Top of Given information
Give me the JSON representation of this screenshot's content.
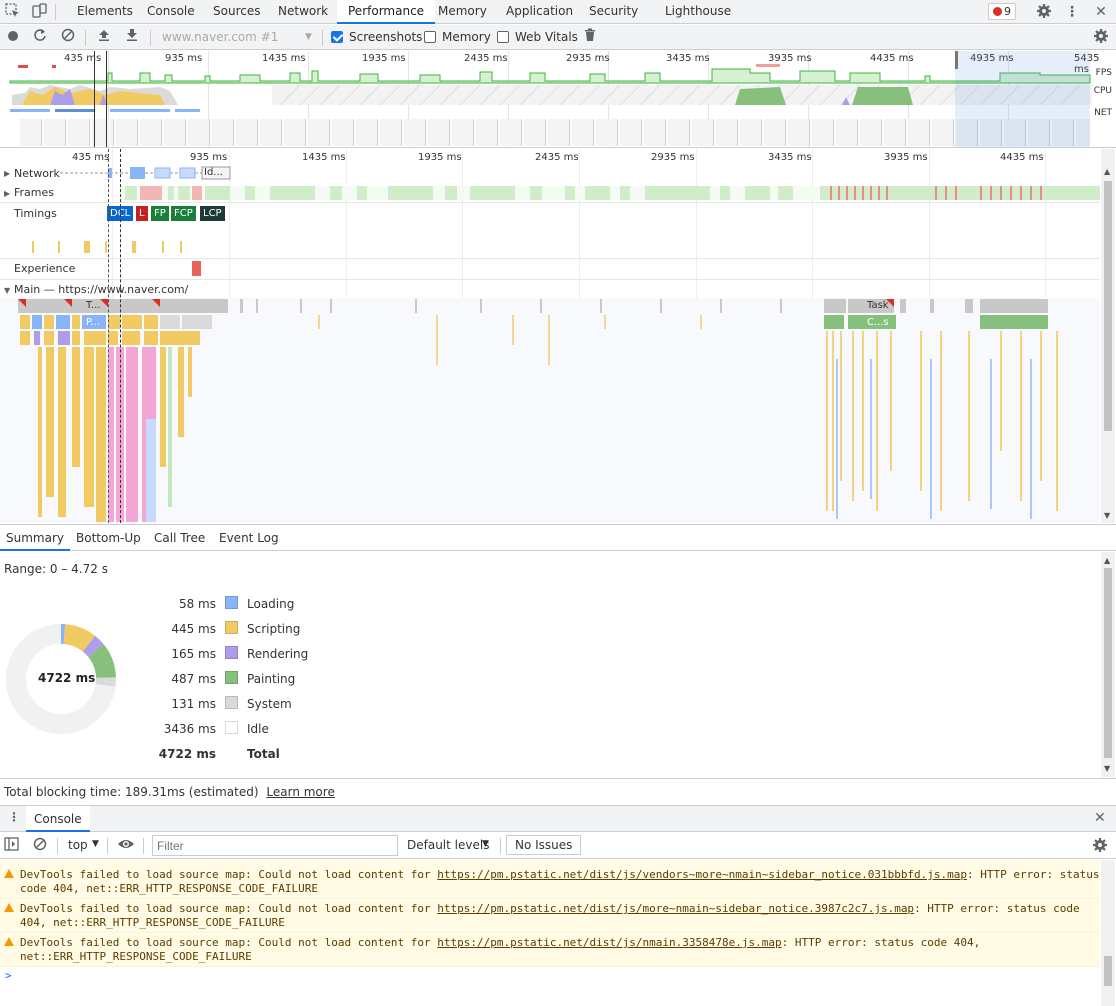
{
  "tabs": [
    "Elements",
    "Console",
    "Sources",
    "Network",
    "Performance",
    "Memory",
    "Application",
    "Security",
    "Lighthouse"
  ],
  "active_tab": "Performance",
  "error_count": "9",
  "perf_toolbar": {
    "profile_select": "www.naver.com #1",
    "screenshots_label": "Screenshots",
    "screenshots_checked": true,
    "memory_label": "Memory",
    "memory_checked": false,
    "webvitals_label": "Web Vitals",
    "webvitals_checked": false
  },
  "overview": {
    "ticks": [
      "435 ms",
      "935 ms",
      "1435 ms",
      "1935 ms",
      "2435 ms",
      "2935 ms",
      "3435 ms",
      "3935 ms",
      "4435 ms",
      "4935 ms",
      "5435 ms"
    ],
    "fps_label": "FPS",
    "cpu_label": "CPU",
    "net_label": "NET"
  },
  "flame": {
    "ticks": [
      "435 ms",
      "935 ms",
      "1435 ms",
      "1935 ms",
      "2435 ms",
      "2935 ms",
      "3435 ms",
      "3935 ms",
      "4435 ms"
    ],
    "tracks": {
      "network": "Network",
      "frames": "Frames",
      "timings": "Timings",
      "experience": "Experience",
      "main": "Main — https://www.naver.com/"
    },
    "timings": [
      {
        "label": "DCL",
        "color": "#0867cb"
      },
      {
        "label": "L",
        "color": "#c5221f"
      },
      {
        "label": "FP",
        "color": "#188038"
      },
      {
        "label": "FCP",
        "color": "#188038"
      },
      {
        "label": "LCP",
        "color": "#1e3a34"
      }
    ],
    "task_labels": [
      "T...",
      "P...",
      "Task",
      "C...s",
      "Id..."
    ]
  },
  "bottom_tabs": [
    "Summary",
    "Bottom-Up",
    "Call Tree",
    "Event Log"
  ],
  "summary": {
    "range": "Range: 0 – 4.72 s",
    "center": "4722 ms",
    "rows": [
      {
        "value": "58 ms",
        "name": "Loading",
        "color": "#8ab4f8"
      },
      {
        "value": "445 ms",
        "name": "Scripting",
        "color": "#f2ca63"
      },
      {
        "value": "165 ms",
        "name": "Rendering",
        "color": "#af9ceb"
      },
      {
        "value": "487 ms",
        "name": "Painting",
        "color": "#87c07d"
      },
      {
        "value": "131 ms",
        "name": "System",
        "color": "#dadada"
      },
      {
        "value": "3436 ms",
        "name": "Idle",
        "color": "#ffffff"
      }
    ],
    "total_value": "4722 ms",
    "total_label": "Total"
  },
  "tbt": {
    "text": "Total blocking time: 189.31ms (estimated)",
    "link": "Learn more"
  },
  "console": {
    "drawer_tab": "Console",
    "context": "top",
    "filter_placeholder": "Filter",
    "levels": "Default levels",
    "issues": "No Issues",
    "messages": [
      {
        "prefix": "DevTools failed to load source map: Could not load content for ",
        "url": "https://pm.pstatic.net/dist/js/vendors~more~nmain~sidebar_notice.031bbbfd.js.map",
        "suffix": ": HTTP error: status code 404, net::ERR_HTTP_RESPONSE_CODE_FAILURE"
      },
      {
        "prefix": "DevTools failed to load source map: Could not load content for ",
        "url": "https://pm.pstatic.net/dist/js/more~nmain~sidebar_notice.3987c2c7.js.map",
        "suffix": ": HTTP error: status code 404, net::ERR_HTTP_RESPONSE_CODE_FAILURE"
      },
      {
        "prefix": "DevTools failed to load source map: Could not load content for ",
        "url": "https://pm.pstatic.net/dist/js/nmain.3358478e.js.map",
        "suffix": ": HTTP error: status code 404, net::ERR_HTTP_RESPONSE_CODE_FAILURE"
      }
    ],
    "prompt": ">"
  }
}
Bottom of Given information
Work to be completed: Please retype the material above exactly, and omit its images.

Solved exercise:
Give me the JSON representation of this screenshot's content.
{
  "tabs": [
    "Elements",
    "Console",
    "Sources",
    "Network",
    "Performance",
    "Memory",
    "Application",
    "Security",
    "Lighthouse"
  ],
  "active_tab": "Performance",
  "error_count": "9",
  "perf_toolbar": {
    "profile_select": "www.naver.com #1",
    "screenshots_label": "Screenshots",
    "screenshots_checked": true,
    "memory_label": "Memory",
    "memory_checked": false,
    "webvitals_label": "Web Vitals",
    "webvitals_checked": false
  },
  "overview": {
    "ticks": [
      "435 ms",
      "935 ms",
      "1435 ms",
      "1935 ms",
      "2435 ms",
      "2935 ms",
      "3435 ms",
      "3935 ms",
      "4435 ms",
      "4935 ms",
      "5435 ms"
    ],
    "fps_label": "FPS",
    "cpu_label": "CPU",
    "net_label": "NET"
  },
  "flame": {
    "ticks": [
      "435 ms",
      "935 ms",
      "1435 ms",
      "1935 ms",
      "2435 ms",
      "2935 ms",
      "3435 ms",
      "3935 ms",
      "4435 ms"
    ],
    "tracks": {
      "network": "Network",
      "frames": "Frames",
      "timings": "Timings",
      "experience": "Experience",
      "main": "Main — https://www.naver.com/"
    },
    "timings": [
      {
        "label": "DCL",
        "color": "#0867cb"
      },
      {
        "label": "L",
        "color": "#c5221f"
      },
      {
        "label": "FP",
        "color": "#188038"
      },
      {
        "label": "FCP",
        "color": "#188038"
      },
      {
        "label": "LCP",
        "color": "#1e3a34"
      }
    ],
    "task_labels": [
      "T...",
      "P...",
      "Task",
      "C...s",
      "Id..."
    ]
  },
  "bottom_tabs": [
    "Summary",
    "Bottom-Up",
    "Call Tree",
    "Event Log"
  ],
  "summary": {
    "range": "Range: 0 – 4.72 s",
    "center": "4722 ms",
    "rows": [
      {
        "value": "58 ms",
        "name": "Loading",
        "color": "#8ab4f8"
      },
      {
        "value": "445 ms",
        "name": "Scripting",
        "color": "#f2ca63"
      },
      {
        "value": "165 ms",
        "name": "Rendering",
        "color": "#af9ceb"
      },
      {
        "value": "487 ms",
        "name": "Painting",
        "color": "#87c07d"
      },
      {
        "value": "131 ms",
        "name": "System",
        "color": "#dadada"
      },
      {
        "value": "3436 ms",
        "name": "Idle",
        "color": "#ffffff"
      }
    ],
    "total_value": "4722 ms",
    "total_label": "Total"
  },
  "tbt": {
    "text": "Total blocking time: 189.31ms (estimated)",
    "link": "Learn more"
  },
  "console": {
    "drawer_tab": "Console",
    "context": "top",
    "filter_placeholder": "Filter",
    "levels": "Default levels",
    "issues": "No Issues",
    "messages": [
      {
        "prefix": "DevTools failed to load source map: Could not load content for ",
        "url": "https://pm.pstatic.net/dist/js/vendors~more~nmain~sidebar_notice.031bbbfd.js.map",
        "suffix": ": HTTP error: status code 404, net::ERR_HTTP_RESPONSE_CODE_FAILURE"
      },
      {
        "prefix": "DevTools failed to load source map: Could not load content for ",
        "url": "https://pm.pstatic.net/dist/js/more~nmain~sidebar_notice.3987c2c7.js.map",
        "suffix": ": HTTP error: status code 404, net::ERR_HTTP_RESPONSE_CODE_FAILURE"
      },
      {
        "prefix": "DevTools failed to load source map: Could not load content for ",
        "url": "https://pm.pstatic.net/dist/js/nmain.3358478e.js.map",
        "suffix": ": HTTP error: status code 404, net::ERR_HTTP_RESPONSE_CODE_FAILURE"
      }
    ],
    "prompt": ">"
  }
}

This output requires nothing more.